The fight for fair lending got a big boost on Aug. 31 when a federal court rejected a payday loan collector’s attempt to evade consumer laws. The decision against CashCall, a California-based online payday and installment lender, upheld the Consumer Financial Protection Bureau’s authority to investigate and fine lenders for unfair, abusive or deceptive practices.
The court ruling is a key step in a legal battle that began nearly three years ago.
In December 2013 and for the first time, CFPB sued to secure consumer refunds of illegally collected money. According to the filing, “defendants engaged in unfair, deceptive and abusive practices, including illegally debiting consumer checking accounts for loans that were void.”
CFPB charged that California-based CashCall, its subsidiary WS Funding LLC, affiliate Delbert Services Corporation, a Nevada collection agency were all the same ownership. Loans ranging from $850 to $10,000 were sold with upfront fees, lengthy repayment terms and interest rates as high as 343 percent. CFPB charged that these loan terms violated state laws in at least 16 states that had in place licensing requirements, interest rate caps — or both.
As early as 2009, Cash Call also partnered with Western Sky Financial, another company, to claim that tribal law rather than state law applied to their loans. Readers may recall a series of television ads promoting Western Sky’s quick and easy loans.
The federal court disagreed and dismissed challenging arguments, finding CashCall to be the true lender. The relationship with Western Sky was tantamount to a “rent-a-bank” scheme. In part the ruling stated affected states “have expressed a fundamental public policy in protecting its citizens.”
CFPB’s late summer court victory is similar to another recent enforcement action by the Maryland Commissioner of Financial Regulation. In that state’s court, CashCall was found to be a lender that tried to evade state usury limits by using the rent-a-bank scheme.
Today there are 90 million people who live in the District of Columbia and 14 states where excessively-priced payday loans are not allowed. Collectively, these states save more than $2 billion a year that would otherwise be spent on payday loan fees.
That’s a good thing for consumers.
Consumer advocates are celebrating this important victory. It is one that upholds the importance of strong state laws and effective enforcement.
“This important ruling validates the right of states to protect their citizens from predatory loans, whether they are made online or at a storefront”, noted Diane Standaert, director of state policy and an executive vice president with the Center for Responsible Lending. “It reinforces the common sense concept that people should not be harassed for debts they do not owe. Both states and the CFPB must continue to enact protections against unfair lending and collection practices.”

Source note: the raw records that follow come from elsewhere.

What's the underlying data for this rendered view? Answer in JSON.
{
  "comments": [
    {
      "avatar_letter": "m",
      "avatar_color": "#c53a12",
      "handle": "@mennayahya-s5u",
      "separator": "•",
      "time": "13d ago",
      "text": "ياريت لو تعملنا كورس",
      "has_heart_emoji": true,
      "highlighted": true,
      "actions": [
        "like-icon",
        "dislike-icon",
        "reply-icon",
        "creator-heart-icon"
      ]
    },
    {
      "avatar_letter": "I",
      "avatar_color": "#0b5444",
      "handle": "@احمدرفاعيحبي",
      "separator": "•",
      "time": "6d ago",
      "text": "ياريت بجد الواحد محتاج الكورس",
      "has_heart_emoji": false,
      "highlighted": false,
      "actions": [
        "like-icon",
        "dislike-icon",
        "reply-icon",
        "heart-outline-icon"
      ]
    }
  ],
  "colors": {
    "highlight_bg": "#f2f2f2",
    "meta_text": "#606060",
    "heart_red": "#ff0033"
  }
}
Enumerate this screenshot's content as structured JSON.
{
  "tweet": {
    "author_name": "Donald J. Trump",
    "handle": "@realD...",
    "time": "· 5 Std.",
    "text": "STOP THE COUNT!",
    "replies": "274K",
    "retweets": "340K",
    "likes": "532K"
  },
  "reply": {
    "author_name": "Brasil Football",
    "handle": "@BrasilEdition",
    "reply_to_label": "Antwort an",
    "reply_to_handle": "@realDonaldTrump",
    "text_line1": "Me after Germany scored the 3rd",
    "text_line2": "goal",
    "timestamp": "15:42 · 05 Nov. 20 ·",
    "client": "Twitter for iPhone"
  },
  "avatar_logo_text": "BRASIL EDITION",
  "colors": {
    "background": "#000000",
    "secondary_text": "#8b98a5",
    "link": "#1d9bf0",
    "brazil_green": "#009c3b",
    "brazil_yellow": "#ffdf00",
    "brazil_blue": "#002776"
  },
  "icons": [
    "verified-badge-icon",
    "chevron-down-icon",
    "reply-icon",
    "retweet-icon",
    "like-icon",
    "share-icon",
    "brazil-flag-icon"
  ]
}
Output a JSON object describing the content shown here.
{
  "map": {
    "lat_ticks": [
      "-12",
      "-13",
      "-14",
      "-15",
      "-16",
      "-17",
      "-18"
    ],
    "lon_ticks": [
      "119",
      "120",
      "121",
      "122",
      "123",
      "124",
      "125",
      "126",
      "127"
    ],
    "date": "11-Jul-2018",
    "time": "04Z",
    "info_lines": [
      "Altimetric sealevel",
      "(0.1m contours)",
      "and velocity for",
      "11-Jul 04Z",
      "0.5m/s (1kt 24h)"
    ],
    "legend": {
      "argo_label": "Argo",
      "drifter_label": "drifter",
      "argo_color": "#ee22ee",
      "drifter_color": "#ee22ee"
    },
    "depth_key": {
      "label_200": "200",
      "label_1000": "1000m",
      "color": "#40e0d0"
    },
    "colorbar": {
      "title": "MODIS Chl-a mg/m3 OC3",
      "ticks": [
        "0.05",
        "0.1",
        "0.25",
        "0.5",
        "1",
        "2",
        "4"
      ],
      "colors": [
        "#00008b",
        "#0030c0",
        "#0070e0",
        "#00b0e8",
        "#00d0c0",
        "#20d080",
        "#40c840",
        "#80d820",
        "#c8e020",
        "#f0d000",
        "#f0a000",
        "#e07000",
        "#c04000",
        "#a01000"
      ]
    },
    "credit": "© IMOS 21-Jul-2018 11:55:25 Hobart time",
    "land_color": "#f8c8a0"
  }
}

The court ruling also comes when the deadline for public comment on payday lending approaches. CFPB will accept comments from citizens and organizations that have concerns about payday and high-cost small-dollar loans. An online portal can accept comments at: http://stoppaydaypredators.org/crl/.
The deadline for public comment is Oct. 7. If anyone doubts how these small-dollar loans cause so much financial harm, consider these facts:
- Over $3.4 billion in excessive fees are drained from payday borrowers each year.
- Nearly 1 in 4 payday borrowers rely on either public assistance or retirement benefits as an income source.
- Payday borrowers are more likely to experience bank penalty fees, delinquencies on other bills, and delayed medical care.
All too often across the country, payday storefronts ply their trade in Black and Latino neighborhoods. The noticeable presence of payday lenders in our communities indicate our people are being targeted to become financial victims. I would challenge anyone to identify areas dominated by high-income consumers have a comparable number of payday stores.
Starting now, choose not to become a payday victim. If there was ever a time to speak up or speak out on predatory lending, don’t miss the Oct. 7 deadline for comments.
Charlene Crowell is the deputy communications director for the Center for Responsible Lending. She can be reached at Charlene.firstname.lastname@example.org.